On the front of 51 Division and 7 Armoured Division the fighting was more intense, although no serious penetration of the defences was made and Tadjera Kbir was never in danger.
At 6 p.m. twenty-seven enemy tanks and some infantry passing across 21 Battalion's front out of range of anti-tank guns were engaged by field artillery. This was the last that the Division saw of the enemy in this action.
Throughout the day the enemy attacks had been supported by fighter-bombers and fighters; but the Desert Air Force was very active and the Luftwaffe had little success. Raids over 5 and 6 Brigades and the gun areas caused no damage or casualties, but two men were killed and two wounded in a raid over 4 Field Ambulance, and some slight damage was suffered in rear areas. One Me109 was shot down by 26 Battalion with a captured Breda gun.
By last light it was all over and the enemy everywhere was withdrawing, having achieved no success. There was at no time the faintest requirement to call upon reserves.
The detached force of KRRC and other units at Haddada saw no action, but were left very much in the air when the FFF Column on their right was forced back by the enemy attempt to outflank them. For a while the Haddada group thought they had been cut off altogether, but they remained in position and were still there next day.
During the night of 6–7 March 30 Corps patrolled actively, mainly to discover if the enemy would resume his attacks on 7 March, despite his visible losses in tanks. By last light on 6 March it was already known that these were of the order of forty or fifty, so that a renewal of the attack was not likely.
The New Zealand Division had the special task of watching for any movement round the south of the line. Sappers after dark demolished the five tanks knocked out on 28 Battalion front, and similar action was taken elsewhere along the corps front.

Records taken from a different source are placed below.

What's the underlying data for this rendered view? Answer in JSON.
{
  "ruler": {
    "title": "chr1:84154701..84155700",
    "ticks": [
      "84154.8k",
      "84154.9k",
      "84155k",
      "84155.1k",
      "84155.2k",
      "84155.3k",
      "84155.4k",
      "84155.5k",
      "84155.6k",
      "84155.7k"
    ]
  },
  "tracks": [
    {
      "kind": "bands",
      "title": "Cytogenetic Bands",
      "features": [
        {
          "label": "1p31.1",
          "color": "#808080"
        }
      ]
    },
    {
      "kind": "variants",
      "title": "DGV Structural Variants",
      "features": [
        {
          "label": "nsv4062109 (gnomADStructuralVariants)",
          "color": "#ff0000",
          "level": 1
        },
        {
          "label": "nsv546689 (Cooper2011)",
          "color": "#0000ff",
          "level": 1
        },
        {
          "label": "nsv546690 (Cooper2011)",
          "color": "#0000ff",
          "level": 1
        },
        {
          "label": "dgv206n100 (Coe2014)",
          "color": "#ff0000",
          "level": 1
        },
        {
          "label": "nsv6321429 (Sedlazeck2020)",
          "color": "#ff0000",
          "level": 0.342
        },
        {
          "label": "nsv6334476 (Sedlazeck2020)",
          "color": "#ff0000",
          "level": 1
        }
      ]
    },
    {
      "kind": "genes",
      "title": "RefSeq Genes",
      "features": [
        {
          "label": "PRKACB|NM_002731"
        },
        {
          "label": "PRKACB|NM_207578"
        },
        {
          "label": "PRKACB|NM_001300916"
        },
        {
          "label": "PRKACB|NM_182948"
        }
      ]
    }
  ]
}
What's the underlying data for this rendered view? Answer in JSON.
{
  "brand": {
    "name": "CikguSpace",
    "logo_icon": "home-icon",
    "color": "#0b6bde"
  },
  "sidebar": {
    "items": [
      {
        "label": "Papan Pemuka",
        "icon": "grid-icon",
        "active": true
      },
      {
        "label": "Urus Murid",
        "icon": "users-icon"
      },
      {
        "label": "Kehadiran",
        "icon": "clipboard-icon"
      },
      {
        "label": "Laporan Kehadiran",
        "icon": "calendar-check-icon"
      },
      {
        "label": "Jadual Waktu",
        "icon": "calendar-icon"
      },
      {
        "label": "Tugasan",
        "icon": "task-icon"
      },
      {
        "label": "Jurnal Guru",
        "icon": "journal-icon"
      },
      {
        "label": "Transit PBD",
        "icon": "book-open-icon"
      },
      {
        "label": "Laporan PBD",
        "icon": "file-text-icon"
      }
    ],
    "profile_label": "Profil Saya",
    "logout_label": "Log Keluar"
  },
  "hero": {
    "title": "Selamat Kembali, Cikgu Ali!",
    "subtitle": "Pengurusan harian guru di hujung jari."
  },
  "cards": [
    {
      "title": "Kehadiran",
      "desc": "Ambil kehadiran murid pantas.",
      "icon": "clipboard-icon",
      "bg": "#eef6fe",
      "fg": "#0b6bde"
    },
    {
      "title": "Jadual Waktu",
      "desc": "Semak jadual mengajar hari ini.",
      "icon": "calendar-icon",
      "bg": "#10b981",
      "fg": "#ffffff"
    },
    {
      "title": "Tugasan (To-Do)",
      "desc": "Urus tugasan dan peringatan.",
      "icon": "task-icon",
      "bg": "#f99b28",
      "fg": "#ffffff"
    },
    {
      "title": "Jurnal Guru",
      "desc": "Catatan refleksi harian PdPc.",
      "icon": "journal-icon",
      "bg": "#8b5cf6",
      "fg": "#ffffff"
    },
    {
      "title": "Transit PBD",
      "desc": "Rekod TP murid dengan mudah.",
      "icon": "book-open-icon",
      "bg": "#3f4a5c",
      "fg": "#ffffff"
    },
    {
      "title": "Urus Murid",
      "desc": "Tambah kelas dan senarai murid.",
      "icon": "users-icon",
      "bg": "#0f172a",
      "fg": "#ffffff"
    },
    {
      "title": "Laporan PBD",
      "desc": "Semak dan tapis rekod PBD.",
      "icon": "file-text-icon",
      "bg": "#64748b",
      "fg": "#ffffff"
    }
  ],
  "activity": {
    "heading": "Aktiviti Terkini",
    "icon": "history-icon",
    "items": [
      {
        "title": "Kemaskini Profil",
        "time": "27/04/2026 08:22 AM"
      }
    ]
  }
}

Some tanks of Staffs Yeomanry were moved forward slightly in case of an attempt by the enemy to penetrate 5 Brigade's line, but it was a quiet night, except that the Divisional Artillery put down harassing fire at intervals up to 3.30 a.m.